-------- THE DATA --------
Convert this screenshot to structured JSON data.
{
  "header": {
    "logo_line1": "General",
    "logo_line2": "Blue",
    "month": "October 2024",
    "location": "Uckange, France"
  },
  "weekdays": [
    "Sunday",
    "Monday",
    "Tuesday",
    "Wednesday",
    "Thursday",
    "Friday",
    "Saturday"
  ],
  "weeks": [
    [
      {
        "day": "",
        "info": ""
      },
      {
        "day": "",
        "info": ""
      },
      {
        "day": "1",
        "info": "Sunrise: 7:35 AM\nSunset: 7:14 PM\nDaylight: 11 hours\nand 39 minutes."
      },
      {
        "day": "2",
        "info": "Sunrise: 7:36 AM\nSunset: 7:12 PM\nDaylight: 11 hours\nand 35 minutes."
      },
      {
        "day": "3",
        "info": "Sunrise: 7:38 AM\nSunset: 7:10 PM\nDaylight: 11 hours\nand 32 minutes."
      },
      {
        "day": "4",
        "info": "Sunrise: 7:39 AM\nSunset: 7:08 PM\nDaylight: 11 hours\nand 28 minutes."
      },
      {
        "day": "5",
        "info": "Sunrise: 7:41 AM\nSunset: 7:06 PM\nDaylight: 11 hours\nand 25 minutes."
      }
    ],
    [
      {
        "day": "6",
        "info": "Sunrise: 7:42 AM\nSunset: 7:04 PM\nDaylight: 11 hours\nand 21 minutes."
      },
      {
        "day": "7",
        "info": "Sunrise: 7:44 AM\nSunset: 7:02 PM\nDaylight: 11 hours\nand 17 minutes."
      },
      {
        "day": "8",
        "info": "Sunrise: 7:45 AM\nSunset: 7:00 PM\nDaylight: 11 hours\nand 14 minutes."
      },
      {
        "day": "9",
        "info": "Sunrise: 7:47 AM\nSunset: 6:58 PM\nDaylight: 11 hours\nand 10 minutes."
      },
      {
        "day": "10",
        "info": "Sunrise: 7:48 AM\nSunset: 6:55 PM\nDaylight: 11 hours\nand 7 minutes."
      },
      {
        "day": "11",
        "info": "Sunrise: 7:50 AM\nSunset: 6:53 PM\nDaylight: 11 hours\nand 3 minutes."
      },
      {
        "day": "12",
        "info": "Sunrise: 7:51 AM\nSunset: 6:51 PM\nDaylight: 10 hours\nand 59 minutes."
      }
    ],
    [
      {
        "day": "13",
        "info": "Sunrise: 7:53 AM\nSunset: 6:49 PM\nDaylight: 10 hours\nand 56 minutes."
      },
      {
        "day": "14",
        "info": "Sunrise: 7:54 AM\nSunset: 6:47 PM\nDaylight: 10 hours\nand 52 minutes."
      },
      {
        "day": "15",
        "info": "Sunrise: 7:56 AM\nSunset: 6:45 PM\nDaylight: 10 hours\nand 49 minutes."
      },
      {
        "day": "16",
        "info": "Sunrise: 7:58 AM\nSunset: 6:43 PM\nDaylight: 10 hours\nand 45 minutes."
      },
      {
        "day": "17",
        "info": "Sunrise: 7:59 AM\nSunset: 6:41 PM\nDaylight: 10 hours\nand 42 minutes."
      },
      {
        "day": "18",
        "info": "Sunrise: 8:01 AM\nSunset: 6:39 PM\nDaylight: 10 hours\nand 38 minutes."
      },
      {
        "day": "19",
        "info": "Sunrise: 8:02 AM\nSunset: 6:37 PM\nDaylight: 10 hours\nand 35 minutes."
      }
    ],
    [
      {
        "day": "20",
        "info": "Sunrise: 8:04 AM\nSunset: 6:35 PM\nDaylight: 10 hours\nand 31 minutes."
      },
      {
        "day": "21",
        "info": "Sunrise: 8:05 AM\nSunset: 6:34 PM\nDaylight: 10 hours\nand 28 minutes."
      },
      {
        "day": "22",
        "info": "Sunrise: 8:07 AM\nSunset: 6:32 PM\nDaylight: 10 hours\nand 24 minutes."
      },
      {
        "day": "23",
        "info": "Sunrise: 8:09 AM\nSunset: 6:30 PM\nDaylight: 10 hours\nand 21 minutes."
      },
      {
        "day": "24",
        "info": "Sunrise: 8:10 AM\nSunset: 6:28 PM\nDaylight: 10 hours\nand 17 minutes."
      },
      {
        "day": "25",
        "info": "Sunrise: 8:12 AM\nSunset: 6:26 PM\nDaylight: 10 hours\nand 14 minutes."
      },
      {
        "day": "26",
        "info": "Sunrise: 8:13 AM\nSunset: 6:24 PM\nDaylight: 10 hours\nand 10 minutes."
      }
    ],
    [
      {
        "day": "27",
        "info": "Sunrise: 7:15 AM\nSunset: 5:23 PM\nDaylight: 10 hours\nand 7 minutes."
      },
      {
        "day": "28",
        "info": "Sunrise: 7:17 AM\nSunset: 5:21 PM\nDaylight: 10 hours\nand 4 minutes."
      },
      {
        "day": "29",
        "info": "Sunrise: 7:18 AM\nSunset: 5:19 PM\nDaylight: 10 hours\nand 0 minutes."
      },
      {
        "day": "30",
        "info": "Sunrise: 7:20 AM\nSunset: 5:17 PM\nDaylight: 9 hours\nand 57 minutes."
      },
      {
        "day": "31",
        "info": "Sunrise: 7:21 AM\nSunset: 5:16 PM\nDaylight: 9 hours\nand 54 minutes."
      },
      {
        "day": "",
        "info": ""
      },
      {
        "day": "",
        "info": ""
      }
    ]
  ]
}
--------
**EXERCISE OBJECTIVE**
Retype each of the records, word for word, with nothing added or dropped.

**REPLY TO THE EXERCISE**
Convert this screenshot to structured JSON data.
{
  "header": {
    "logo_line1": "General",
    "logo_line2": "Blue",
    "month": "October 2024",
    "location": "Uckange, France"
  },
  "weekdays": [
    "Sunday",
    "Monday",
    "Tuesday",
    "Wednesday",
    "Thursday",
    "Friday",
    "Saturday"
  ],
  "weeks": [
    [
      {
        "day": "",
        "info": ""
      },
      {
        "day": "",
        "info": ""
      },
      {
        "day": "1",
        "info": "Sunrise: 7:35 AM\nSunset: 7:14 PM\nDaylight: 11 hours\nand 39 minutes."
      },
      {
        "day": "2",
        "info": "Sunrise: 7:36 AM\nSunset: 7:12 PM\nDaylight: 11 hours\nand 35 minutes."
      },
      {
        "day": "3",
        "info": "Sunrise: 7:38 AM\nSunset: 7:10 PM\nDaylight: 11 hours\nand 32 minutes."
      },
      {
        "day": "4",
        "info": "Sunrise: 7:39 AM\nSunset: 7:08 PM\nDaylight: 11 hours\nand 28 minutes."
      },
      {
        "day": "5",
        "info": "Sunrise: 7:41 AM\nSunset: 7:06 PM\nDaylight: 11 hours\nand 25 minutes."
      }
    ],
    [
      {
        "day": "6",
        "info": "Sunrise: 7:42 AM\nSunset: 7:04 PM\nDaylight: 11 hours\nand 21 minutes."
      },
      {
        "day": "7",
        "info": "Sunrise: 7:44 AM\nSunset: 7:02 PM\nDaylight: 11 hours\nand 17 minutes."
      },
      {
        "day": "8",
        "info": "Sunrise: 7:45 AM\nSunset: 7:00 PM\nDaylight: 11 hours\nand 14 minutes."
      },
      {
        "day": "9",
        "info": "Sunrise: 7:47 AM\nSunset: 6:58 PM\nDaylight: 11 hours\nand 10 minutes."
      },
      {
        "day": "10",
        "info": "Sunrise: 7:48 AM\nSunset: 6:55 PM\nDaylight: 11 hours\nand 7 minutes."
      },
      {
        "day": "11",
        "info": "Sunrise: 7:50 AM\nSunset: 6:53 PM\nDaylight: 11 hours\nand 3 minutes."
      },
      {
        "day": "12",
        "info": "Sunrise: 7:51 AM\nSunset: 6:51 PM\nDaylight: 10 hours\nand 59 minutes."
      }
    ],
    [
      {
        "day": "13",
        "info": "Sunrise: 7:53 AM\nSunset: 6:49 PM\nDaylight: 10 hours\nand 56 minutes."
      },
      {
        "day": "14",
        "info": "Sunrise: 7:54 AM\nSunset: 6:47 PM\nDaylight: 10 hours\nand 52 minutes."
      },
      {
        "day": "15",
        "info": "Sunrise: 7:56 AM\nSunset: 6:45 PM\nDaylight: 10 hours\nand 49 minutes."
      },
      {
        "day": "16",
        "info": "Sunrise: 7:58 AM\nSunset: 6:43 PM\nDaylight: 10 hours\nand 45 minutes."
      },
      {
        "day": "17",
        "info": "Sunrise: 7:59 AM\nSunset: 6:41 PM\nDaylight: 10 hours\nand 42 minutes."
      },
      {
        "day": "18",
        "info": "Sunrise: 8:01 AM\nSunset: 6:39 PM\nDaylight: 10 hours\nand 38 minutes."
      },
      {
        "day": "19",
        "info": "Sunrise: 8:02 AM\nSunset: 6:37 PM\nDaylight: 10 hours\nand 35 minutes."
      }
    ],
    [
      {
        "day": "20",
        "info": "Sunrise: 8:04 AM\nSunset: 6:35 PM\nDaylight: 10 hours\nand 31 minutes."
      },
      {
        "day": "21",
        "info": "Sunrise: 8:05 AM\nSunset: 6:34 PM\nDaylight: 10 hours\nand 28 minutes."
      },
      {
        "day": "22",
        "info": "Sunrise: 8:07 AM\nSunset: 6:32 PM\nDaylight: 10 hours\nand 24 minutes."
      },
      {
        "day": "23",
        "info": "Sunrise: 8:09 AM\nSunset: 6:30 PM\nDaylight: 10 hours\nand 21 minutes."
      },
      {
        "day": "24",
        "info": "Sunrise: 8:10 AM\nSunset: 6:28 PM\nDaylight: 10 hours\nand 17 minutes."
      },
      {
        "day": "25",
        "info": "Sunrise: 8:12 AM\nSunset: 6:26 PM\nDaylight: 10 hours\nand 14 minutes."
      },
      {
        "day": "26",
        "info": "Sunrise: 8:13 AM\nSunset: 6:24 PM\nDaylight: 10 hours\nand 10 minutes."
      }
    ],
    [
      {
        "day": "27",
        "info": "Sunrise: 7:15 AM\nSunset: 5:23 PM\nDaylight: 10 hours\nand 7 minutes."
      },
      {
        "day": "28",
        "info": "Sunrise: 7:17 AM\nSunset: 5:21 PM\nDaylight: 10 hours\nand 4 minutes."
      },
      {
        "day": "29",
        "info": "Sunrise: 7:18 AM\nSunset: 5:19 PM\nDaylight: 10 hours\nand 0 minutes."
      },
      {
        "day": "30",
        "info": "Sunrise: 7:20 AM\nSunset: 5:17 PM\nDaylight: 9 hours\nand 57 minutes."
      },
      {
        "day": "31",
        "info": "Sunrise: 7:21 AM\nSunset: 5:16 PM\nDaylight: 9 hours\nand 54 minutes."
      },
      {
        "day": "",
        "info": ""
      },
      {
        "day": "",
        "info": ""
      }
    ]
  ]
}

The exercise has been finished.